Not a well-kept secret, the housing market in the UK is going through turbulent times. It is now understood how the mass-exodus of London workers during the pandemic and the subsequent re-entering of renters after the lockdowns, are affecting housing prices and causing insane fluctuations. However, this exogenous renters’ mobility has not yet settled and its impact is not yet full blown. Add on top of that the war in Ukraine, the subsequent energy crisis and inflation and you have a mixture of unpredictable factors that inevitably manifest in the real estate market too.
Unpredictable might be an understatement; in reality the market is going bananas: as The Times reports one in every thirty homes (that is, more than 11,000 homes) are being downvalued. To fully grasp this, imagine that you extend an offer for a house at £400K and selling is agreed. However, before the completion of the exchange (that can last from weeks to months) a new valuation of the same property says it’s now £300K! This is how crazy it has become.
What fuels this irrationality in the market is however and to some reasonable extent, the lack of housing stock. The supply that cannot meet the demand. And the latter, of course, cannot be forecasted because …pandemic and crisis, right? Well, not so. The housing demand has been steadily increasing well before the pandemic in London and the UK (see the first figure below). The supply, on the other hand, has been remaining constant or even declined. In the entire UK, the number of planning applications granted has been slowly but constantly dropping already since 2016! A research from TwentyCi paints a more dramatic picture: the available properties for sale are down by a whooping 36%, compared to 2020. Surely, one has to weigh in the repeating lockdowns and supply chain failures that hindered the delivery of new housing during 2021. On the other hand, there is a 25% increase in new home registration, as reported by NHBC. However, this is largely attributed to a growth in detached and semi-detached houses and, hence, mostly outside central London. In the capital, new home registration, even if it has increased in the first months of 2022, it is still lagging behind pre-pandemic levels. The most recent planning data by the government do not seem to upend the trend: residential applications in England were down 7% in the last quarter of 2021 as compared to the same period in 2020.
Demand has been constantly growing — supply hasn’t
In London, the available flats for sale recorded a noticeable increase, between January 2020 and January 2022. The number of houses — according to TwentyCi — listed for sale has gone up, from 71,850 to 75,470. However, again, the number of residential applications submitted reveals a shocking 5% drop in London, for the last quarter of 2021, compared to this of 2020. For reference, the only time that the number of applications for residential units in London dipped as much was at the time of the first lockdown (-6%).

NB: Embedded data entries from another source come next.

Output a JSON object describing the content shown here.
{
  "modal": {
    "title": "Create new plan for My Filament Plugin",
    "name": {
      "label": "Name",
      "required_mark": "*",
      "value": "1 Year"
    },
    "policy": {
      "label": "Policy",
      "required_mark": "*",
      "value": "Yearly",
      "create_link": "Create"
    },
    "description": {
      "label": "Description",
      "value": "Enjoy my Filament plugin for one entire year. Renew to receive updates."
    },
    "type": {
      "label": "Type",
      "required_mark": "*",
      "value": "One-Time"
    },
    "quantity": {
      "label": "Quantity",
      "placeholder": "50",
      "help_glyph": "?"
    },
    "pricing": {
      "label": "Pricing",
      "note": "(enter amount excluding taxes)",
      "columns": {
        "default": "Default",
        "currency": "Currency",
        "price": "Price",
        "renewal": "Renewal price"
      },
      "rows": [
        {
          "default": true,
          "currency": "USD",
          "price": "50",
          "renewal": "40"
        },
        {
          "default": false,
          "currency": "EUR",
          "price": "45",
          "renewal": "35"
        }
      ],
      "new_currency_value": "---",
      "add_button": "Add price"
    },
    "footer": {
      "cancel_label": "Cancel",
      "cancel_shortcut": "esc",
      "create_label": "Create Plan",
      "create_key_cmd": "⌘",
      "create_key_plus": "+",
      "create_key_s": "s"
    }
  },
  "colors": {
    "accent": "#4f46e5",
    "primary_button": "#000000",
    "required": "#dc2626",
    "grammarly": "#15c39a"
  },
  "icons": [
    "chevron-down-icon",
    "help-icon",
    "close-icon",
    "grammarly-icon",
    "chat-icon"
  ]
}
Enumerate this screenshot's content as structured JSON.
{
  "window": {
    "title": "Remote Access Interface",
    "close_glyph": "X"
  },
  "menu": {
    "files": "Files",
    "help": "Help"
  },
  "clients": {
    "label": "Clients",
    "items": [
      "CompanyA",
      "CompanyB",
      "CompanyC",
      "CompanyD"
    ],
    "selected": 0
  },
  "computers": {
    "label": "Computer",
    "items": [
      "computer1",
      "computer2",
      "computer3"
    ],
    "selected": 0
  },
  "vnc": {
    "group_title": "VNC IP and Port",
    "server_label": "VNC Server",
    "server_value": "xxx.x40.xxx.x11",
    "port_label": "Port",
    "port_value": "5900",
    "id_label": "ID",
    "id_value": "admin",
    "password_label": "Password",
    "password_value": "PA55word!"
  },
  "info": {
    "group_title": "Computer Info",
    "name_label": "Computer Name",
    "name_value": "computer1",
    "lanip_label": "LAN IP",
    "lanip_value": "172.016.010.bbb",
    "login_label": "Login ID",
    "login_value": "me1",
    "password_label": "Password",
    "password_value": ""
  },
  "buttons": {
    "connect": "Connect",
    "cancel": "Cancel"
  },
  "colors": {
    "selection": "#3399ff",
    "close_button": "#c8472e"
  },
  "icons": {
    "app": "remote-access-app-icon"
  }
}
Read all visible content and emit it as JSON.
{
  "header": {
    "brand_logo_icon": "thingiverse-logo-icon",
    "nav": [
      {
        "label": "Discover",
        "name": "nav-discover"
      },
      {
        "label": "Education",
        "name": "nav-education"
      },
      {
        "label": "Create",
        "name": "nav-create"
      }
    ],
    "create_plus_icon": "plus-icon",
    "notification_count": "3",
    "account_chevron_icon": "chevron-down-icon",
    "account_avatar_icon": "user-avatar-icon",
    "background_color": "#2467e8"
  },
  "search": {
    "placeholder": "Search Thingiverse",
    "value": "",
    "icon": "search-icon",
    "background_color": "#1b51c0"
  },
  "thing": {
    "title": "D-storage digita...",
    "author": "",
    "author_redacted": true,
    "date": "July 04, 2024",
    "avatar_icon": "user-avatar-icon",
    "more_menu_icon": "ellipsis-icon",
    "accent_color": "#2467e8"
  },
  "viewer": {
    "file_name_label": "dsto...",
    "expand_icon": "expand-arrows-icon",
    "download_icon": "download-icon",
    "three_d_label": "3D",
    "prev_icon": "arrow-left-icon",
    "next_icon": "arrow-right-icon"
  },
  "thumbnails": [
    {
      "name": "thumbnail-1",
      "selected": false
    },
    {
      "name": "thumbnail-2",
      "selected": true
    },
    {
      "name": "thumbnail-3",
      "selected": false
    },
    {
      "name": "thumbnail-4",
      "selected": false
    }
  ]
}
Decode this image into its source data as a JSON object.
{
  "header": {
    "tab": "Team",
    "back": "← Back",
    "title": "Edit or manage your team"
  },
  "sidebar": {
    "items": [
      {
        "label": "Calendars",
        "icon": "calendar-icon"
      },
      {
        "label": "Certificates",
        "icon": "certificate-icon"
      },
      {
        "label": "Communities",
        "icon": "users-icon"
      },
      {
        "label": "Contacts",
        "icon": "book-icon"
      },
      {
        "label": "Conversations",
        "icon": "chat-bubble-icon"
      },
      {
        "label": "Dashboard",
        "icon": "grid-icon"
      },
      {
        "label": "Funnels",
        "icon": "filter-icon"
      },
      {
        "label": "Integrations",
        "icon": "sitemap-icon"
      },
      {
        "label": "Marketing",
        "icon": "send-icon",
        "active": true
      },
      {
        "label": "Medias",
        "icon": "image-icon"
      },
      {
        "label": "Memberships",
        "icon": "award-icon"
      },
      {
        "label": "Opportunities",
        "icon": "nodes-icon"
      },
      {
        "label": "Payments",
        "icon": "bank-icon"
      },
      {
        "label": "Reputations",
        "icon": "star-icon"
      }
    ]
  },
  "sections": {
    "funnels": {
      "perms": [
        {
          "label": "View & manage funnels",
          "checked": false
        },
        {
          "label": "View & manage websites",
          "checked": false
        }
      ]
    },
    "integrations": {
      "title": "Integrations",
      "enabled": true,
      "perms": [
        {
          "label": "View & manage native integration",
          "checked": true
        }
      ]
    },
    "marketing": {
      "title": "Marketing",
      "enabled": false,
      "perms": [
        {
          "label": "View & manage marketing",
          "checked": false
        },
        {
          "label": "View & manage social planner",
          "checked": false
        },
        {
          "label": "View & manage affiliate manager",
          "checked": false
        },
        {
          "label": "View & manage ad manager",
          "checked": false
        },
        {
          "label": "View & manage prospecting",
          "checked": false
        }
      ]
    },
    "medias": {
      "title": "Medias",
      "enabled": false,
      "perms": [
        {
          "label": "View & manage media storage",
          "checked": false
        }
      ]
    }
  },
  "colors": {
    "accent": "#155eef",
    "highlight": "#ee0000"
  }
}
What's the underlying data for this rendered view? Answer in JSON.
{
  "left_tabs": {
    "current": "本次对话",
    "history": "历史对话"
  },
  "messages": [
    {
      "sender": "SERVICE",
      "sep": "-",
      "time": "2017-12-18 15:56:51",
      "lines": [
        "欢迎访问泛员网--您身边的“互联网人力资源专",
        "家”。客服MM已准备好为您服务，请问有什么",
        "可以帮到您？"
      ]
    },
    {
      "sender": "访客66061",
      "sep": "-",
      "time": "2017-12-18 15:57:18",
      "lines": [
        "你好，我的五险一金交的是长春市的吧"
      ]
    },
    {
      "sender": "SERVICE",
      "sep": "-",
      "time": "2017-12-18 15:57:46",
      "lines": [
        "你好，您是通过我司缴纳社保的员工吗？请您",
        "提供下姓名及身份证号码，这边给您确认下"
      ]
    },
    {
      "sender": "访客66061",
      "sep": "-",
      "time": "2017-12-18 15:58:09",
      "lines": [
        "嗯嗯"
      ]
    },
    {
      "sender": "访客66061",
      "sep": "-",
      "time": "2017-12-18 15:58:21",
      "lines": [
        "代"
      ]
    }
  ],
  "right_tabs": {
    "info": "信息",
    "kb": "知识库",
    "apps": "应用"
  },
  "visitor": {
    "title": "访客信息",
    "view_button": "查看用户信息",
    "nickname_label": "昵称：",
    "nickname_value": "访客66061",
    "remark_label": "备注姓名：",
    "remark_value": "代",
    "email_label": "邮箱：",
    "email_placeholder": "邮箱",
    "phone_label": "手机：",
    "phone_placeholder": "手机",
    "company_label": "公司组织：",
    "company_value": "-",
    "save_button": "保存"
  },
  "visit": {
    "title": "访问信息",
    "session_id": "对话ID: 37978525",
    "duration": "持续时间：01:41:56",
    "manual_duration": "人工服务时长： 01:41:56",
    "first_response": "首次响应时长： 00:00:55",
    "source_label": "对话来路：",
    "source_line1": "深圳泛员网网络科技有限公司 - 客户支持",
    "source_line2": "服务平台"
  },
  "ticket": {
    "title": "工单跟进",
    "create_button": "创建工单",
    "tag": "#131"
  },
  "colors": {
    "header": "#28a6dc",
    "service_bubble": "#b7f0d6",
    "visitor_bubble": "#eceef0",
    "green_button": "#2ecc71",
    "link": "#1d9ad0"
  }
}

As if the above picture were not grim enough, flocks of renters returning to the UK add up to the explosive mixture of supply-demand mismatch. As Hamptons recently reported, more than 30% of homes let in London are to London first-timers. In 2020 this was 12%. London’s social life is catching up very quickly and the capital shows the familiar ultra-dense pre-pandemic behaviour. Funnily enough, in late 2021 Hamptons was expecting that London rents would recover to pre-pandemic level by mid-2022. In actuality, we have already exceeded them. By far.
Given the still tight supply backdrop coupled with modest growth in demand, house prices continue to be driven higher across the country (…) As a result, there is little evidence of an easing in the recent strong pace of house price growth coming through at this point in time.
UK Residential Market Survey April 2022, RICS
There is not doubt; the rate at which we ‘consume’ housing far exceeds the available ones and the gap is ever-increasing which, in turn, drives house price growth. What is the response? The government initially projected 300,000 new houses per year, however we now know that this milestone will most likely not be reached.
What adjoin offers is a rent-to-own model where one rents and lives in a house that is currently for sale. Progressively, and as the renter builds wealth, the house will be bought by the renter — but only if she wants! In this sense, adjoin taps into the pool of ‘for-sale’ houses in order to normalise — to some degree — the tumultuous rental market.